One day, I went for a walk. It was a calm day. Sunny, warm, cool breeze combing through the leaves.
The farther I walked, the more restless I became. Sure, the day was beautiful–greens and yellows and blue, blue sky. The birds and the squirrels running around. The sound of rustling leaves and birdsong.
I picked a point on the horizon and quickened my step. That quickening turned to running, turned to chasing. Chasing that point on the horizon. That glimmering point.
The farther I ran, the more exhilarated I felt. My heart leapt in my chest. My lungs beat to the rhythm of my breath. I cut through the air with my arms and my legs, and I ran.
The farther I ran, the lonelier I felt. Originally, I’d started running because I needed a purpose. But then, I kept running. I forgot my purpose. And I was alone. There was no counterpoint to my rhythm. No pulse to my beat. But I kept running.
The farther I ran, the more futile everything seemed. The colors turned brighter, into neon greens and neon yellows and electric blue, blue sky. The birds and the wind were quiet. All I could hear were my two feet pounding the ground and my heart pounding my chest, and my breath in, in, in, out, out, out.
Why was I running? I couldn’t remember. I just had to get to the point on the horizon.
But the more I ran, the more I couldn’t see the point. The more I ran, the farther away it seemed to get. But I kept running.
The bright colors were changing now. The greens and yellows and blues became reds and purples and indigoes. The birds and the squirrels returned to their homes. The sound of crickets and empty noise.

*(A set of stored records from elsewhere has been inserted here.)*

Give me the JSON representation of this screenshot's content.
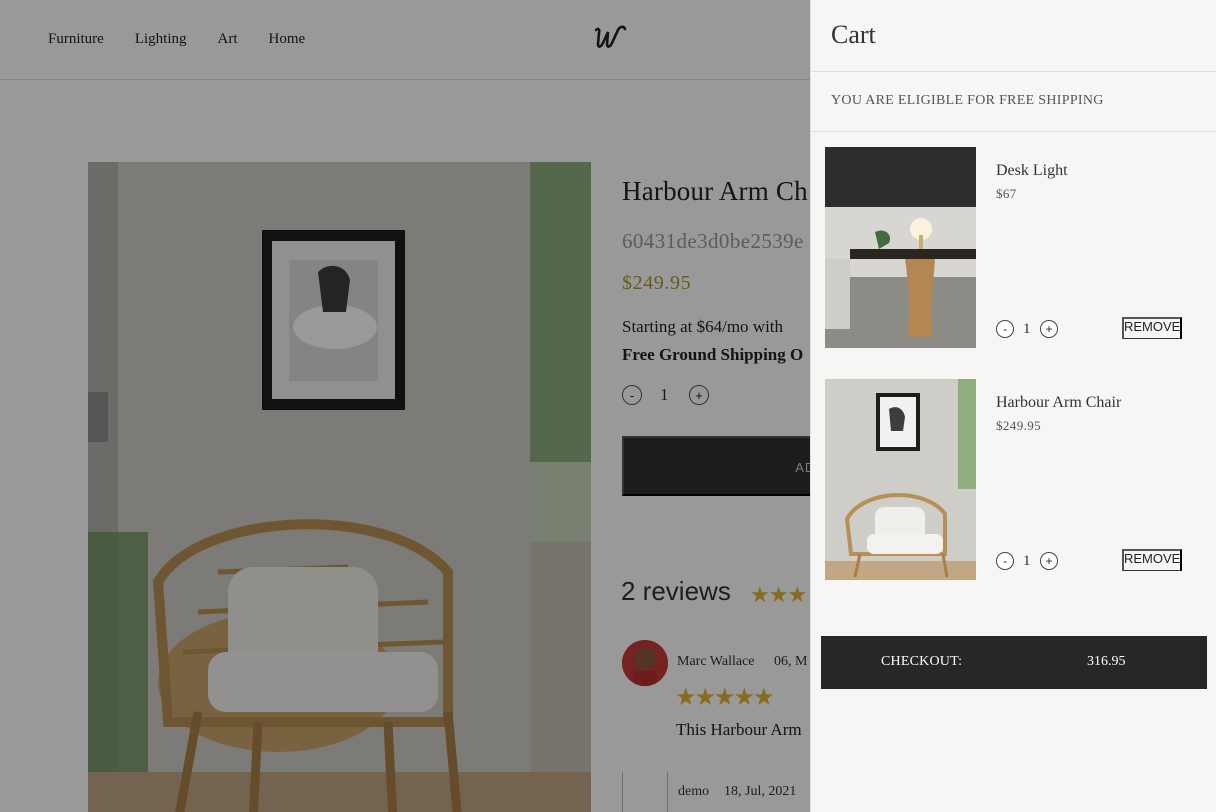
{
  "header": {
    "nav": [
      "Furniture",
      "Lighting",
      "Art",
      "Home"
    ]
  },
  "product": {
    "title": "Harbour Arm Ch",
    "sku": "60431de3d0be2539e",
    "price": "$249.95",
    "financing": "Starting at $64/mo with",
    "shipping": "Free Ground Shipping O",
    "quantity": "1",
    "qty_minus": "-",
    "qty_plus": "+",
    "add_label": "ADD"
  },
  "reviews": {
    "heading": "2 reviews",
    "summary_rating": 4,
    "items": [
      {
        "author": "Marc Wallace",
        "date": "06, M",
        "rating": 5,
        "text": "This Harbour Arm"
      },
      {
        "author": "demo",
        "date": "18, Jul, 2021"
      }
    ]
  },
  "cart": {
    "title": "Cart",
    "notice": "YOU ARE ELIGIBLE FOR FREE SHIPPING",
    "items": [
      {
        "name": "Desk Light",
        "price": "$67",
        "quantity": "1",
        "remove_label": "REMOVE",
        "qty_minus": "-",
        "qty_plus": "+"
      },
      {
        "name": "Harbour Arm Chair",
        "price": "$249.95",
        "quantity": "1",
        "remove_label": "REMOVE",
        "qty_minus": "-",
        "qty_plus": "+"
      }
    ],
    "checkout_label": "CHECKOUT:",
    "checkout_total": "316.95"
  },
  "colors": {
    "price_accent": "#b3962a",
    "star": "#e2b233",
    "checkout_bg": "#272727",
    "add_bg": "#2f2f2f",
    "drawer_bg": "#f7f6f4"
  }
}
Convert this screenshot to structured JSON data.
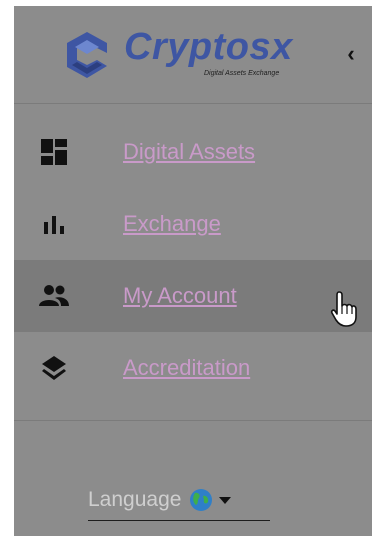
{
  "brand": {
    "name": "Cryptosx",
    "tagline": "Digital Assets Exchange",
    "color": "#3e56a3"
  },
  "header": {
    "collapse_icon": "chevron-left-icon",
    "collapse_glyph": "‹"
  },
  "menu": {
    "items": [
      {
        "label": "Digital Assets",
        "icon": "dashboard-icon"
      },
      {
        "label": "Exchange",
        "icon": "bar-chart-icon"
      },
      {
        "label": "My Account",
        "icon": "people-icon",
        "hovered": true
      },
      {
        "label": "Accreditation",
        "icon": "layers-icon"
      }
    ]
  },
  "language": {
    "label": "Language",
    "icon": "globe-icon"
  },
  "colors": {
    "panel": "#8c8c8c",
    "hover": "#7b7b7b",
    "menu_text": "#c99ac9"
  }
}
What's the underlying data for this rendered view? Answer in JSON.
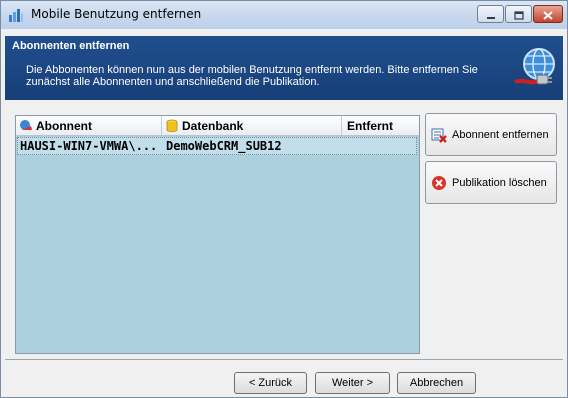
{
  "window": {
    "title": "Mobile Benutzung entfernen",
    "title_icon": "database-window-icon"
  },
  "titlebar_buttons": {
    "minimize": "–",
    "maximize": "□",
    "close": "✕"
  },
  "header": {
    "title": "Abonnenten entfernen",
    "description": "Die Abbonenten können nun aus der mobilen Benutzung entfernt werden. Bitte entfernen Sie zunächst alle Abonnenten und anschließend die Publikation.",
    "graphic": "network-globe-icon"
  },
  "grid": {
    "columns": [
      {
        "label": "Abonnent",
        "icon": "subscriber-icon"
      },
      {
        "label": "Datenbank",
        "icon": "database-icon"
      },
      {
        "label": "Entfernt"
      }
    ],
    "rows": [
      {
        "abonnent": "HAUSI-WIN7-VMWA\\...",
        "datenbank": "DemoWebCRM_SUB12",
        "entfernt": ""
      }
    ]
  },
  "actions": {
    "remove_subscriber": {
      "label": "Abonnent entfernen",
      "icon": "remove-subscriber-icon"
    },
    "delete_publication": {
      "label": "Publikation löschen",
      "icon": "delete-icon"
    }
  },
  "nav": {
    "back": "< Zurück",
    "next": "Weiter >",
    "cancel": "Abbrechen"
  },
  "colors": {
    "header": "#1c4a8a",
    "grid_background": "#add0df",
    "selected_row": "#c1deea",
    "close_button": "#c4452b"
  }
}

The glimmering point on the horizon became a glimmering point in the dark blue sky.
I stopped running.